Young Adults Gather for ‘Vespers with the Bishop’ on Laetare Sunday

Bishop Alfred Schlert presides at “Vespers with the Bishop” March 31 at Holy Guardian Angels, Reading. (Photos by John Simitz)

By TAMI QUIGLEY Staff writer

“I’m grateful to be with you this evening on Laetare Sunday – even in Lent, the Church calls us to rejoice, Easter is near,” Bishop Alfred Schlert told young adults during “Vespers with the Bishop” March 31 at Holy Guardian Angels, Reading.

Young adults ages 18 to 35 were invited to a solemn vespers with the Bishop during the evening sponsored by the Diocesan Office of Youth, Young Adult and Family Ministry (OYYAFM).

Assisting Bishop Schlert were Father Robert Finlan, pastor of Holy Guardian Angels; and Father Mark Searles, director of the Diocesan Office for Vocations Promotion and chaplain of Allentown Central Catholic High School.

Providing music during vespers were cantor and organist Kolbe Eidle, younger brother of seminarian Keaton Eidle; and Franciscan Sister Martha Zammatore, liaison with the Diocesan Office of Prison Ministry, who alternated with Eidle on the organ.

David Yingling, parishioner of St. Jane Frances de Chantal, Easton served as lector.

Confessions were available after the service.

Those attending included Mary Fran Hartigan, Diocesan Secretary of Catholic Life and Evangelization; Alexa Smith, director of OYYAFM; Father Stephan Isaac, assistant pastor of St. Ignatius Loyola, Sinking Spring and chaplain of Berks Catholic High School, Reading; and Rick Dooley, assistant director of the Diocesan Office of Adult Formation.

A social followed at the parish for an opportunity to meet Bishop Schlert. Alanna Boudreau provided music, and hors d’oeuvres by Boscov’s Catering were provided for noshing during the time of fellowship.

“Even in our sinfulness, our Lord attends us, drawing us near,” Bishop Schlert said in his homily.

The Bishop said Scripture and the teachings of the Church lead us to a joyfulness.

“It’s not the kind of joy a child has opening presents on Christmas morning – that fades. It’s not the joy of not having your bracket busted,” he said, referring to March Madness. “It’s not the kind of joy that’s fleeting. It’s the joy of knowing the Lord is near us, attends us.”

Bishop Schlert said in the Gospel of the Prodigal Son we see how joy can be fleeting. The son who spent his inheritance, by grace came back; the faithful son felt put by the wayside. “The joy of the father is the joy we hope to have. The father loved both his sons, even in their sinfulness.”

The Bishop said loneliness can be part of the life of millennials, and this leads to seeking joys that are fleeting and passing to assuage that loneliness.

“When there is faith, there is the joy we speak of tonight.”

“Tonight our rejoicing comes from the depths of faith, from knowing we have a loving father,” said Bishop Schlert.

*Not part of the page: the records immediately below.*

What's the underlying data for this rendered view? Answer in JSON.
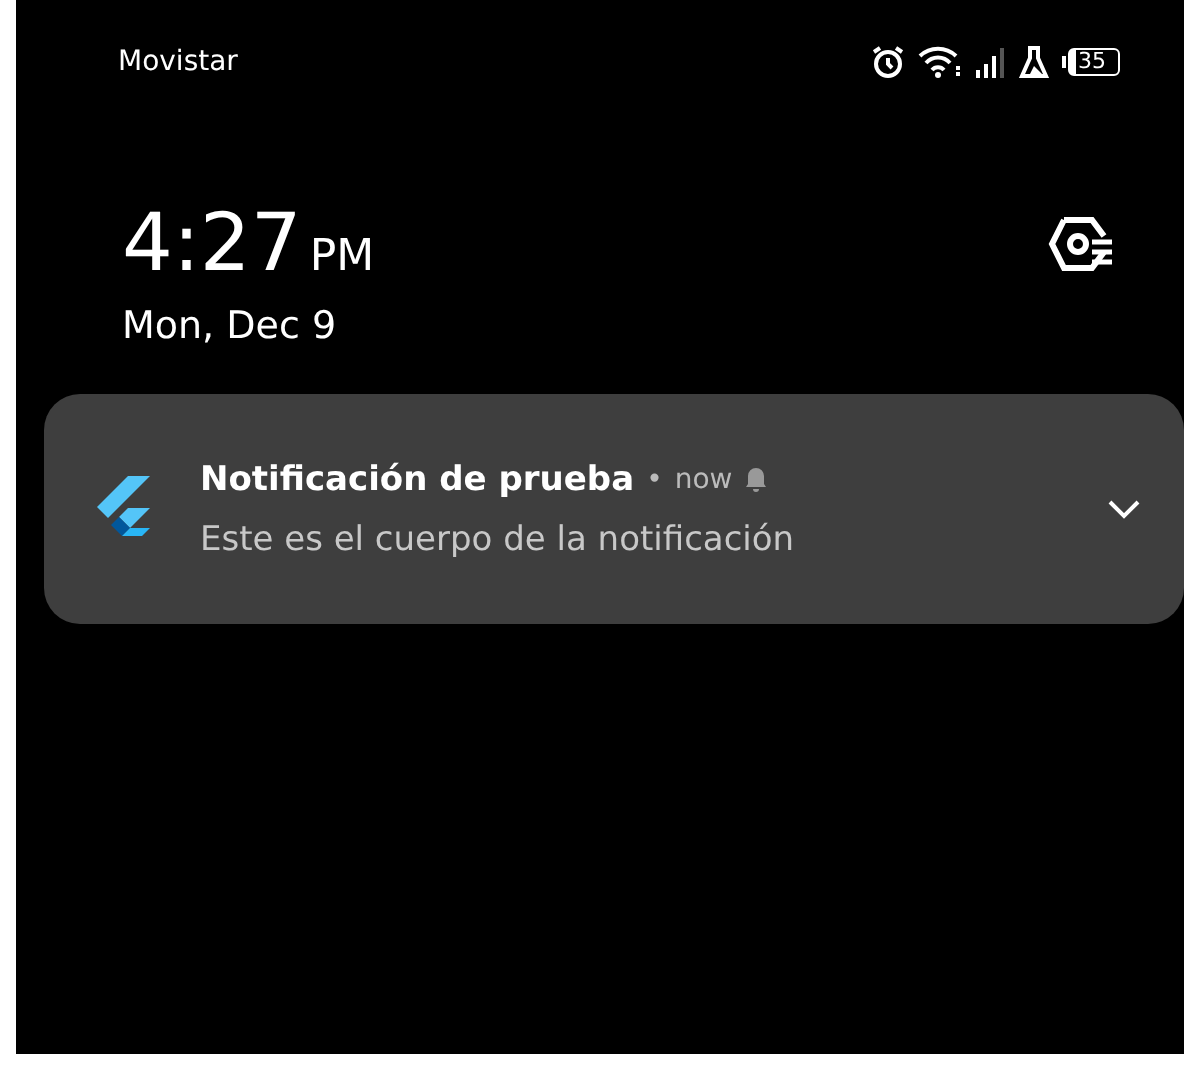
{
  "status_bar": {
    "carrier": "Movistar",
    "battery": "35"
  },
  "clock": {
    "time": "4:27",
    "period": "PM",
    "date": "Mon, Dec 9"
  },
  "notification": {
    "title": "Notificación de prueba",
    "separator": "•",
    "time": "now",
    "body": "Este es el cuerpo de la notificación",
    "expanded": false
  }
}
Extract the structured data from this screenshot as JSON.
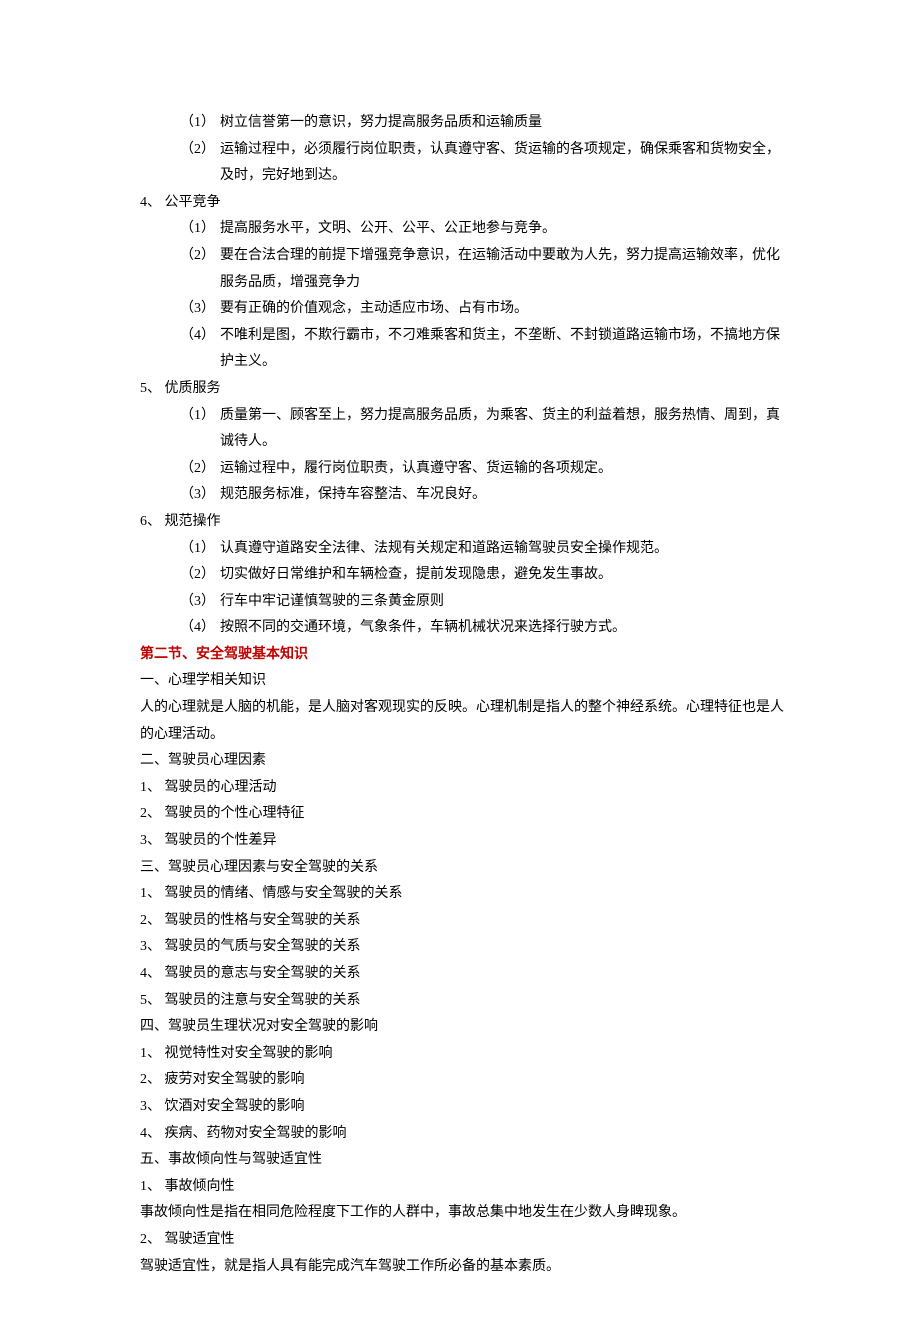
{
  "items": [
    {
      "type": "sub",
      "num": "（1）",
      "text": "树立信誉第一的意识，努力提高服务品质和运输质量"
    },
    {
      "type": "sub",
      "num": "（2）",
      "text": "运输过程中，必须履行岗位职责，认真遵守客、货运输的各项规定，确保乘客和货物安全，及时，完好地到达。"
    },
    {
      "type": "num",
      "text": "4、 公平竞争"
    },
    {
      "type": "sub",
      "num": "（1）",
      "text": "提高服务水平，文明、公开、公平、公正地参与竞争。"
    },
    {
      "type": "sub",
      "num": "（2）",
      "text": "要在合法合理的前提下增强竞争意识，在运输活动中要敢为人先，努力提高运输效率，优化服务品质，增强竞争力"
    },
    {
      "type": "sub",
      "num": "（3）",
      "text": "要有正确的价值观念，主动适应市场、占有市场。"
    },
    {
      "type": "sub",
      "num": "（4）",
      "text": "不唯利是图，不欺行霸市，不刁难乘客和货主，不垄断、不封锁道路运输市场，不搞地方保护主义。"
    },
    {
      "type": "num",
      "text": "5、 优质服务"
    },
    {
      "type": "sub",
      "num": "（1）",
      "text": "质量第一、顾客至上，努力提高服务品质，为乘客、货主的利益着想，服务热情、周到，真诚待人。"
    },
    {
      "type": "sub",
      "num": "（2）",
      "text": "运输过程中，履行岗位职责，认真遵守客、货运输的各项规定。"
    },
    {
      "type": "sub",
      "num": "（3）",
      "text": "规范服务标准，保持车容整洁、车况良好。"
    },
    {
      "type": "num",
      "text": "6、 规范操作"
    },
    {
      "type": "sub",
      "num": "（1）",
      "text": "认真遵守道路安全法律、法规有关规定和道路运输驾驶员安全操作规范。"
    },
    {
      "type": "sub",
      "num": "（2）",
      "text": "切实做好日常维护和车辆检查，提前发现隐患，避免发生事故。"
    },
    {
      "type": "sub",
      "num": "（3）",
      "text": "行车中牢记谨慎驾驶的三条黄金原则"
    },
    {
      "type": "sub",
      "num": "（4）",
      "text": "按照不同的交通环境，气象条件，车辆机械状况来选择行驶方式。"
    },
    {
      "type": "heading",
      "text": "第二节、安全驾驶基本知识"
    },
    {
      "type": "para",
      "text": "一、心理学相关知识"
    },
    {
      "type": "para",
      "text": "人的心理就是人脑的机能，是人脑对客观现实的反映。心理机制是指人的整个神经系统。心理特征也是人的心理活动。"
    },
    {
      "type": "para",
      "text": "二、驾驶员心理因素"
    },
    {
      "type": "para",
      "text": "1、 驾驶员的心理活动"
    },
    {
      "type": "para",
      "text": "2、 驾驶员的个性心理特征"
    },
    {
      "type": "para",
      "text": "3、 驾驶员的个性差异"
    },
    {
      "type": "para",
      "text": "三、驾驶员心理因素与安全驾驶的关系"
    },
    {
      "type": "para",
      "text": "1、 驾驶员的情绪、情感与安全驾驶的关系"
    },
    {
      "type": "para",
      "text": "2、 驾驶员的性格与安全驾驶的关系"
    },
    {
      "type": "para",
      "text": "3、 驾驶员的气质与安全驾驶的关系"
    },
    {
      "type": "para",
      "text": "4、 驾驶员的意志与安全驾驶的关系"
    },
    {
      "type": "para",
      "text": "5、 驾驶员的注意与安全驾驶的关系"
    },
    {
      "type": "para",
      "text": "四、驾驶员生理状况对安全驾驶的影响"
    },
    {
      "type": "para",
      "text": "1、 视觉特性对安全驾驶的影响"
    },
    {
      "type": "para",
      "text": "2、 疲劳对安全驾驶的影响"
    },
    {
      "type": "para",
      "text": "3、 饮酒对安全驾驶的影响"
    },
    {
      "type": "para",
      "text": "4、 疾病、药物对安全驾驶的影响"
    },
    {
      "type": "para",
      "text": "五、事故倾向性与驾驶适宜性"
    },
    {
      "type": "para",
      "text": "1、 事故倾向性"
    },
    {
      "type": "para",
      "text": "事故倾向性是指在相同危险程度下工作的人群中，事故总集中地发生在少数人身睥现象。"
    },
    {
      "type": "para",
      "text": "2、 驾驶适宜性"
    },
    {
      "type": "para",
      "text": "驾驶适宜性，就是指人具有能完成汽车驾驶工作所必备的基本素质。"
    }
  ]
}
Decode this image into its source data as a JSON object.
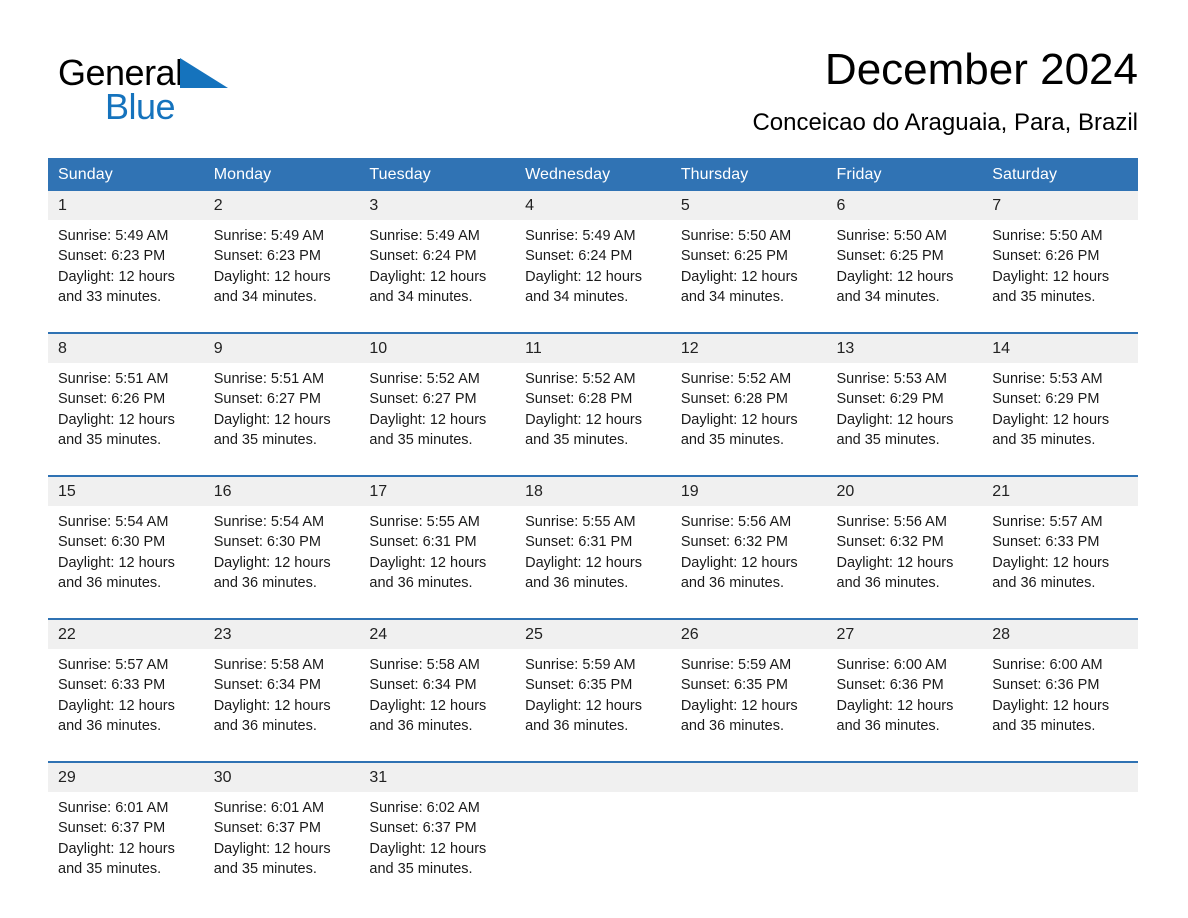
{
  "brand": {
    "name_part1": "General",
    "name_part2": "Blue",
    "triangle_color": "#1573bd"
  },
  "header": {
    "title": "December 2024",
    "subtitle": "Conceicao do Araguaia, Para, Brazil"
  },
  "theme": {
    "header_blue": "#3073b4",
    "separator_blue": "#2f72b3",
    "daynum_band": "#f0f0f0",
    "text": "#1a1a1a",
    "page_bg": "#ffffff"
  },
  "weekday_headers": [
    "Sunday",
    "Monday",
    "Tuesday",
    "Wednesday",
    "Thursday",
    "Friday",
    "Saturday"
  ],
  "weeks": [
    {
      "days": [
        {
          "num": "1",
          "l1": "Sunrise: 5:49 AM",
          "l2": "Sunset: 6:23 PM",
          "l3": "Daylight: 12 hours",
          "l4": "and 33 minutes."
        },
        {
          "num": "2",
          "l1": "Sunrise: 5:49 AM",
          "l2": "Sunset: 6:23 PM",
          "l3": "Daylight: 12 hours",
          "l4": "and 34 minutes."
        },
        {
          "num": "3",
          "l1": "Sunrise: 5:49 AM",
          "l2": "Sunset: 6:24 PM",
          "l3": "Daylight: 12 hours",
          "l4": "and 34 minutes."
        },
        {
          "num": "4",
          "l1": "Sunrise: 5:49 AM",
          "l2": "Sunset: 6:24 PM",
          "l3": "Daylight: 12 hours",
          "l4": "and 34 minutes."
        },
        {
          "num": "5",
          "l1": "Sunrise: 5:50 AM",
          "l2": "Sunset: 6:25 PM",
          "l3": "Daylight: 12 hours",
          "l4": "and 34 minutes."
        },
        {
          "num": "6",
          "l1": "Sunrise: 5:50 AM",
          "l2": "Sunset: 6:25 PM",
          "l3": "Daylight: 12 hours",
          "l4": "and 34 minutes."
        },
        {
          "num": "7",
          "l1": "Sunrise: 5:50 AM",
          "l2": "Sunset: 6:26 PM",
          "l3": "Daylight: 12 hours",
          "l4": "and 35 minutes."
        }
      ]
    },
    {
      "days": [
        {
          "num": "8",
          "l1": "Sunrise: 5:51 AM",
          "l2": "Sunset: 6:26 PM",
          "l3": "Daylight: 12 hours",
          "l4": "and 35 minutes."
        },
        {
          "num": "9",
          "l1": "Sunrise: 5:51 AM",
          "l2": "Sunset: 6:27 PM",
          "l3": "Daylight: 12 hours",
          "l4": "and 35 minutes."
        },
        {
          "num": "10",
          "l1": "Sunrise: 5:52 AM",
          "l2": "Sunset: 6:27 PM",
          "l3": "Daylight: 12 hours",
          "l4": "and 35 minutes."
        },
        {
          "num": "11",
          "l1": "Sunrise: 5:52 AM",
          "l2": "Sunset: 6:28 PM",
          "l3": "Daylight: 12 hours",
          "l4": "and 35 minutes."
        },
        {
          "num": "12",
          "l1": "Sunrise: 5:52 AM",
          "l2": "Sunset: 6:28 PM",
          "l3": "Daylight: 12 hours",
          "l4": "and 35 minutes."
        },
        {
          "num": "13",
          "l1": "Sunrise: 5:53 AM",
          "l2": "Sunset: 6:29 PM",
          "l3": "Daylight: 12 hours",
          "l4": "and 35 minutes."
        },
        {
          "num": "14",
          "l1": "Sunrise: 5:53 AM",
          "l2": "Sunset: 6:29 PM",
          "l3": "Daylight: 12 hours",
          "l4": "and 35 minutes."
        }
      ]
    },
    {
      "days": [
        {
          "num": "15",
          "l1": "Sunrise: 5:54 AM",
          "l2": "Sunset: 6:30 PM",
          "l3": "Daylight: 12 hours",
          "l4": "and 36 minutes."
        },
        {
          "num": "16",
          "l1": "Sunrise: 5:54 AM",
          "l2": "Sunset: 6:30 PM",
          "l3": "Daylight: 12 hours",
          "l4": "and 36 minutes."
        },
        {
          "num": "17",
          "l1": "Sunrise: 5:55 AM",
          "l2": "Sunset: 6:31 PM",
          "l3": "Daylight: 12 hours",
          "l4": "and 36 minutes."
        },
        {
          "num": "18",
          "l1": "Sunrise: 5:55 AM",
          "l2": "Sunset: 6:31 PM",
          "l3": "Daylight: 12 hours",
          "l4": "and 36 minutes."
        },
        {
          "num": "19",
          "l1": "Sunrise: 5:56 AM",
          "l2": "Sunset: 6:32 PM",
          "l3": "Daylight: 12 hours",
          "l4": "and 36 minutes."
        },
        {
          "num": "20",
          "l1": "Sunrise: 5:56 AM",
          "l2": "Sunset: 6:32 PM",
          "l3": "Daylight: 12 hours",
          "l4": "and 36 minutes."
        },
        {
          "num": "21",
          "l1": "Sunrise: 5:57 AM",
          "l2": "Sunset: 6:33 PM",
          "l3": "Daylight: 12 hours",
          "l4": "and 36 minutes."
        }
      ]
    },
    {
      "days": [
        {
          "num": "22",
          "l1": "Sunrise: 5:57 AM",
          "l2": "Sunset: 6:33 PM",
          "l3": "Daylight: 12 hours",
          "l4": "and 36 minutes."
        },
        {
          "num": "23",
          "l1": "Sunrise: 5:58 AM",
          "l2": "Sunset: 6:34 PM",
          "l3": "Daylight: 12 hours",
          "l4": "and 36 minutes."
        },
        {
          "num": "24",
          "l1": "Sunrise: 5:58 AM",
          "l2": "Sunset: 6:34 PM",
          "l3": "Daylight: 12 hours",
          "l4": "and 36 minutes."
        },
        {
          "num": "25",
          "l1": "Sunrise: 5:59 AM",
          "l2": "Sunset: 6:35 PM",
          "l3": "Daylight: 12 hours",
          "l4": "and 36 minutes."
        },
        {
          "num": "26",
          "l1": "Sunrise: 5:59 AM",
          "l2": "Sunset: 6:35 PM",
          "l3": "Daylight: 12 hours",
          "l4": "and 36 minutes."
        },
        {
          "num": "27",
          "l1": "Sunrise: 6:00 AM",
          "l2": "Sunset: 6:36 PM",
          "l3": "Daylight: 12 hours",
          "l4": "and 36 minutes."
        },
        {
          "num": "28",
          "l1": "Sunrise: 6:00 AM",
          "l2": "Sunset: 6:36 PM",
          "l3": "Daylight: 12 hours",
          "l4": "and 35 minutes."
        }
      ]
    },
    {
      "days": [
        {
          "num": "29",
          "l1": "Sunrise: 6:01 AM",
          "l2": "Sunset: 6:37 PM",
          "l3": "Daylight: 12 hours",
          "l4": "and 35 minutes."
        },
        {
          "num": "30",
          "l1": "Sunrise: 6:01 AM",
          "l2": "Sunset: 6:37 PM",
          "l3": "Daylight: 12 hours",
          "l4": "and 35 minutes."
        },
        {
          "num": "31",
          "l1": "Sunrise: 6:02 AM",
          "l2": "Sunset: 6:37 PM",
          "l3": "Daylight: 12 hours",
          "l4": "and 35 minutes."
        },
        {
          "num": "",
          "l1": "",
          "l2": "",
          "l3": "",
          "l4": ""
        },
        {
          "num": "",
          "l1": "",
          "l2": "",
          "l3": "",
          "l4": ""
        },
        {
          "num": "",
          "l1": "",
          "l2": "",
          "l3": "",
          "l4": ""
        },
        {
          "num": "",
          "l1": "",
          "l2": "",
          "l3": "",
          "l4": ""
        }
      ]
    }
  ]
}
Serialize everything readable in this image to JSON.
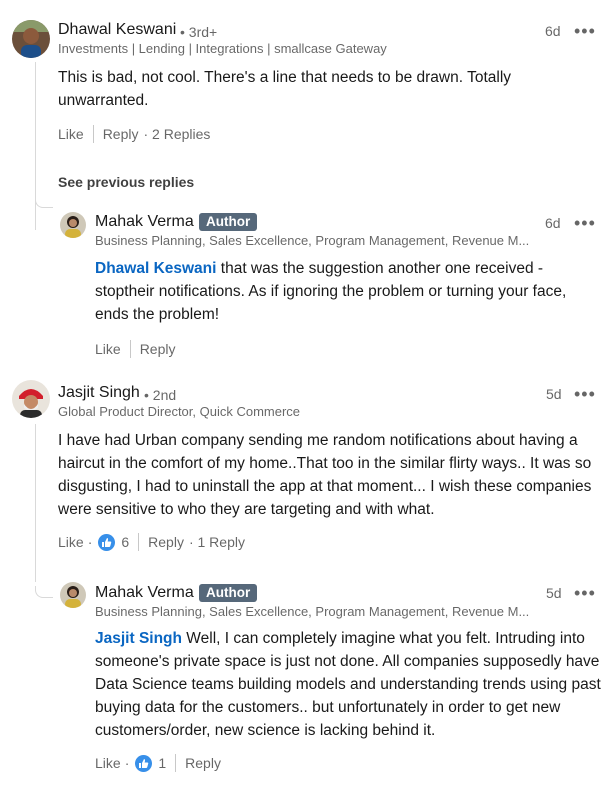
{
  "comments": [
    {
      "author": "Dhawal Keswani",
      "degree": "• 3rd+",
      "headline": "Investments | Lending | Integrations | smallcase Gateway",
      "time": "6d",
      "body": "This is bad, not cool. There's a line that needs to be drawn. Totally unwarranted.",
      "actions": {
        "like": "Like",
        "reply": "Reply",
        "replies": "· 2 Replies"
      },
      "see_previous": "See previous replies",
      "reply": {
        "author": "Mahak Verma",
        "badge": "Author",
        "headline": "Business Planning, Sales Excellence, Program Management, Revenue M...",
        "time": "6d",
        "mention": "Dhawal Keswani",
        "body": " that was the suggestion another one received - stoptheir notifications. As if ignoring the problem or turning your face, ends the problem!",
        "actions": {
          "like": "Like",
          "reply": "Reply"
        }
      }
    },
    {
      "author": "Jasjit Singh",
      "degree": "• 2nd",
      "headline": "Global Product Director, Quick Commerce",
      "time": "5d",
      "body": "I have had Urban company sending me random notifications about having a haircut in the comfort of my home..That too in the similar flirty ways.. It was so disgusting, I had to uninstall the app at that moment... I wish these companies were sensitive to who they are targeting and with what.",
      "actions": {
        "like": "Like",
        "dot": "·",
        "reactions": "6",
        "reply": "Reply",
        "replies": "· 1 Reply"
      },
      "reply": {
        "author": "Mahak Verma",
        "badge": "Author",
        "headline": "Business Planning, Sales Excellence, Program Management, Revenue M...",
        "time": "5d",
        "mention": "Jasjit Singh",
        "body": " Well, I can completely imagine what you felt. Intruding into someone's private space is just not done. All companies supposedly have Data Science teams building models and understanding trends using past buying data for the customers.. but unfortunately in order to get new customers/order, new science is lacking behind it.",
        "actions": {
          "like": "Like",
          "dot": "·",
          "reactions": "1",
          "reply": "Reply"
        }
      }
    }
  ],
  "icons": {
    "more": "more-options-icon",
    "reaction": "thumbs-up-reaction-icon"
  },
  "colors": {
    "mention": "#0a66c2",
    "badge": "#56687a",
    "reaction": "#378fe9"
  },
  "more_glyph": "•••"
}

“It’s important for each of us to have a spirit of joy, which leads to faithfulness, which leads to hope.”

The Bishop said today’s world is increasingly cynical, and people are divided.

“Tonight we offer to the Lord our joyfulness, and in return ask him to always make us faithful to him … and be the joyful person we were created to be.”

The Bishop thanked Father Finlan for opening the parish to vespers, and to OYYAFM for organizing the event.

“Thanks to all of you who have come out tonight on this Sunday of rejoicing to worship God in the Liturgy of the Hours.”

Vespers, also called Evening Prayer, is part of the Liturgy of the Hours, also known as the Divine Office. In the Liturgy of the Hours, the Church fulfills Jesus’ command to “pray always” (Luke 18:1, 1 Thessalonians 5:17).

Through this prayer, the people of God sanctify the day by continual praise of God and prayers of intercession for the needs of the world.

The Liturgy of the Hours includes several specified times of prayer. The most important times, called the “hinge hours,” are Morning Prayer (which takes place upon the rising), and Evening Prayer (which takes place as dusk begins to fall).

The other hours are the Office of Readings (a service with a biblical reading and a reading from the Fathers or Church writers or a reading related to a saint which may take place at any time of day), a Daytime Prayer (which may take place at midmorning, midday or midafternoon), and Night Prayer (said before going to sleep.)

Bishops, priests, deacons and many men and women in consecrated life pray the Liturgy of the Hours each day. Their work is organized around this prayer, which orients their daily living of their vocations.

Lay people are encouraged to pray the Liturgy of the Hours as well, especially Morning and Evening Prayer. Many parishes in the United States schedule communal Morning and Evening Prayer on a regular basis.

Evening Prayer gives thanks for the day just past and makes an evening sacrifice of praise to God (Psalm 141:1).